*What you are asked to do*
Filter the entries for lines with the word "label".

┄┄┄┄┄┄

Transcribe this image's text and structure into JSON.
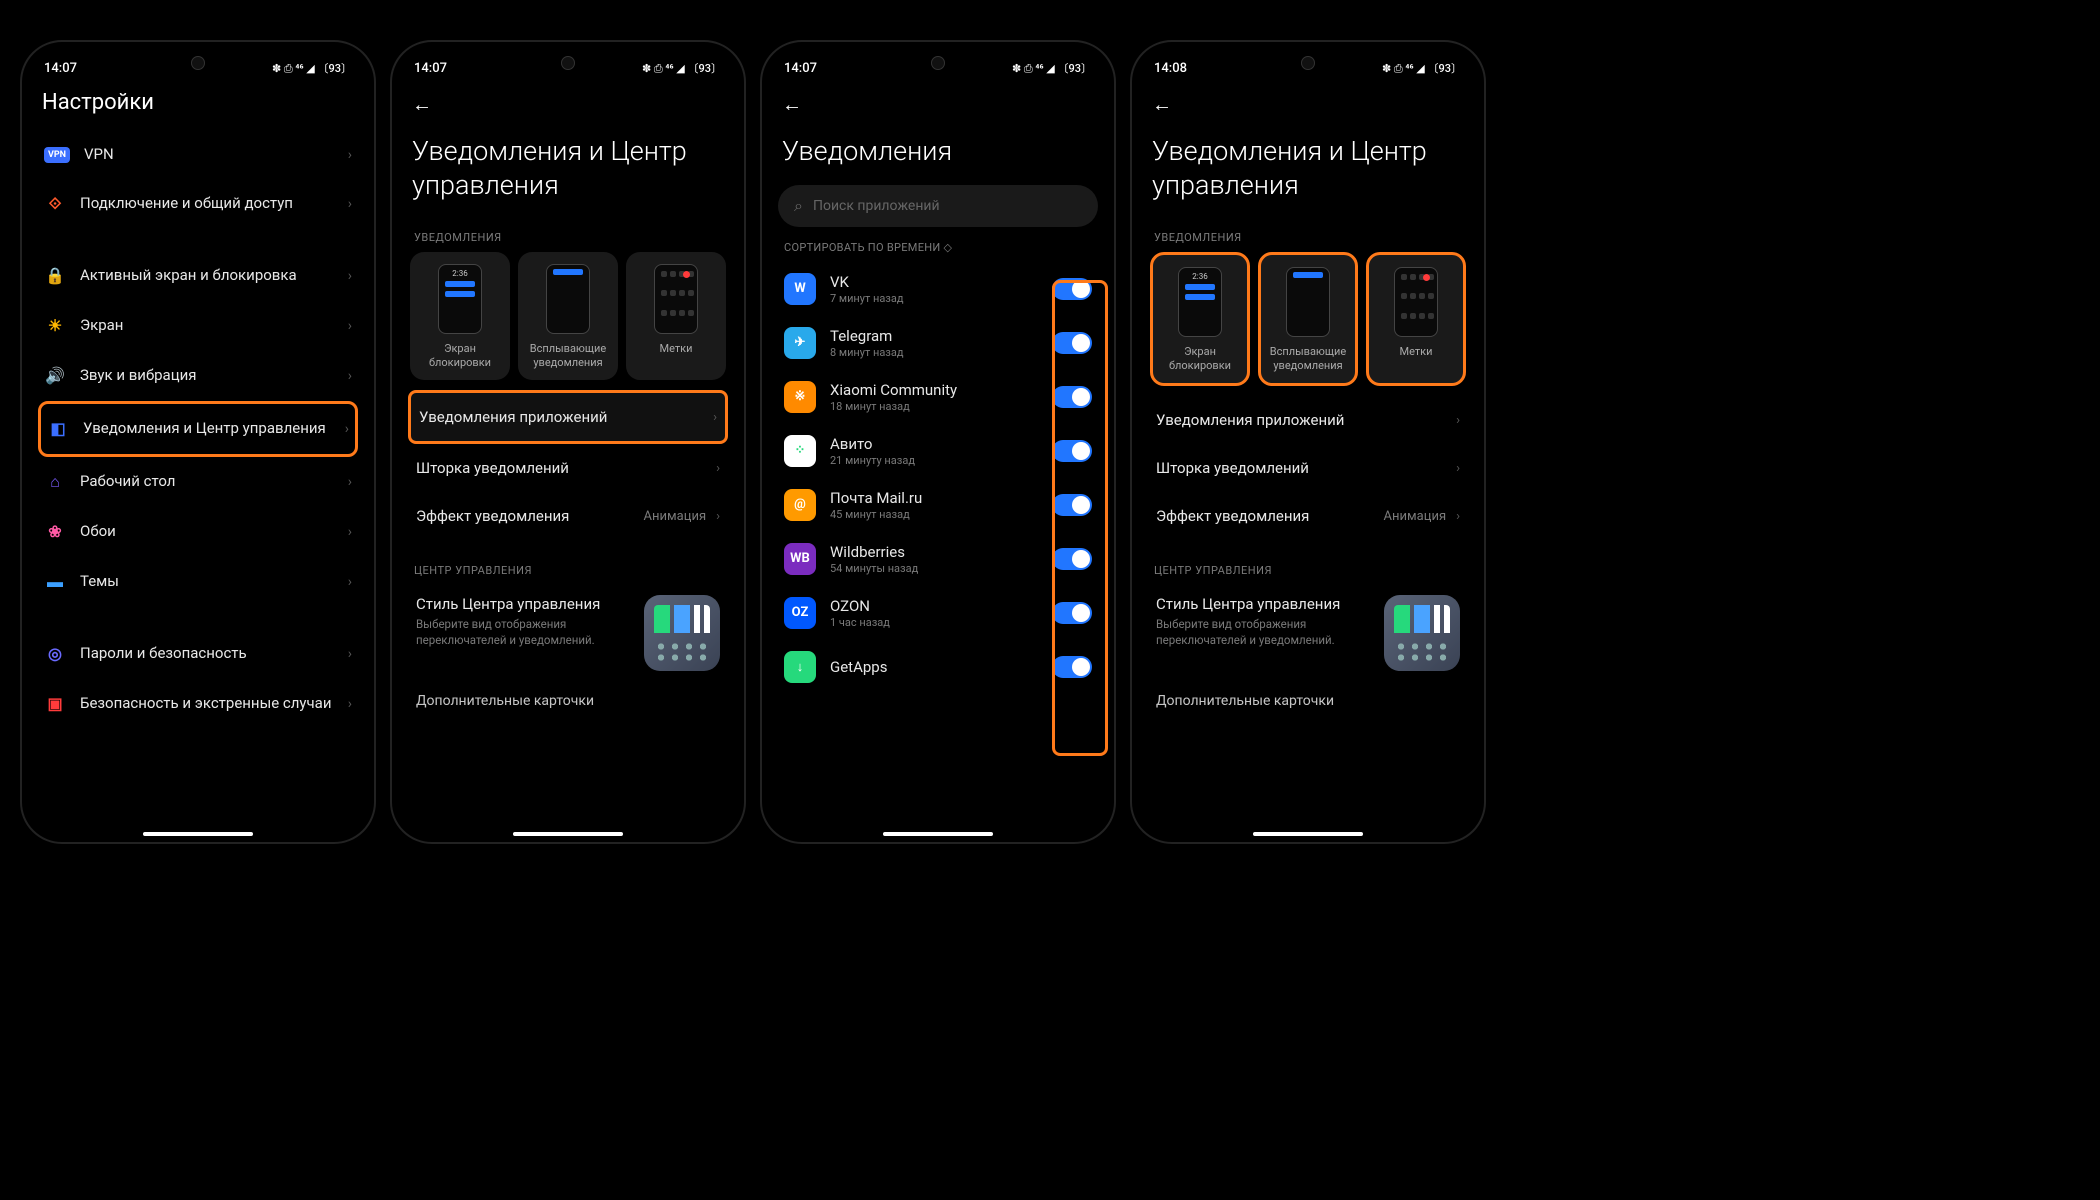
{
  "status": {
    "time1": "14:07",
    "time4": "14:08",
    "icons": "✽ ⎙ ⁴⁶ ◢ 〔93〕"
  },
  "s1": {
    "title": "Настройки",
    "items": [
      {
        "icon": "vpn",
        "label": "VPN"
      },
      {
        "icon": "share",
        "label": "Подключение и общий доступ"
      },
      {
        "icon": "lock",
        "label": "Активный экран и блокировка"
      },
      {
        "icon": "sun",
        "label": "Экран"
      },
      {
        "icon": "sound",
        "label": "Звук и вибрация"
      },
      {
        "icon": "notif",
        "label": "Уведомления и Центр управления",
        "hi": true
      },
      {
        "icon": "home",
        "label": "Рабочий стол"
      },
      {
        "icon": "wall",
        "label": "Обои"
      },
      {
        "icon": "theme",
        "label": "Темы"
      },
      {
        "icon": "pwd",
        "label": "Пароли и безопасность"
      },
      {
        "icon": "sos",
        "label": "Безопасность и экстренные случаи"
      }
    ]
  },
  "s2": {
    "title": "Уведомления и Центр управления",
    "sect1": "УВЕДОМЛЕНИЯ",
    "cards": [
      {
        "cap": "Экран блокировки",
        "time": "2:36"
      },
      {
        "cap": "Всплывающие уведомления"
      },
      {
        "cap": "Метки"
      }
    ],
    "rows": [
      {
        "lab": "Уведомления приложений",
        "hi": true
      },
      {
        "lab": "Шторка уведомлений"
      },
      {
        "lab": "Эффект уведомления",
        "val": "Анимация"
      }
    ],
    "sect2": "ЦЕНТР УПРАВЛЕНИЯ",
    "cc": {
      "h": "Стиль Центра управления",
      "d": "Выберите вид отображения переключателей и уведомлений."
    },
    "cut": "Дополнительные карточки"
  },
  "s3": {
    "title": "Уведомления",
    "search": "Поиск приложений",
    "sort": "СОРТИРОВАТЬ ПО ВРЕМЕНИ ◇",
    "apps": [
      {
        "nm": "VK",
        "tm": "7 минут назад",
        "bg": "#2176ff",
        "tx": "W"
      },
      {
        "nm": "Telegram",
        "tm": "8 минут назад",
        "bg": "#29a9eb",
        "tx": "✈"
      },
      {
        "nm": "Xiaomi Community",
        "tm": "18 минут назад",
        "bg": "#ff8a00",
        "tx": "※"
      },
      {
        "nm": "Авито",
        "tm": "21 минуту назад",
        "bg": "#fff",
        "tx": "⁘"
      },
      {
        "nm": "Почта Mail.ru",
        "tm": "45 минут назад",
        "bg": "#ff9a00",
        "tx": "@"
      },
      {
        "nm": "Wildberries",
        "tm": "54 минуты назад",
        "bg": "#7b2cbf",
        "tx": "WB"
      },
      {
        "nm": "OZON",
        "tm": "1 час назад",
        "bg": "#0058ff",
        "tx": "OZ"
      },
      {
        "nm": "GetApps",
        "tm": "",
        "bg": "#26d97c",
        "tx": "↓"
      }
    ]
  }
}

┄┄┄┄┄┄

*Task output*
        "label": "VPN"
        "label": "Подключение и общий доступ"
        "label": "Активный экран и блокировка"
        "label": "Экран"
        "label": "Звук и вибрация"
        "label": "Уведомления и Центр управления",
        "label": "Рабочий стол"
        "label": "Обои"
        "label": "Темы"
        "label": "Пароли и безопасность"
        "label": "Безопасность и экстренные случаи"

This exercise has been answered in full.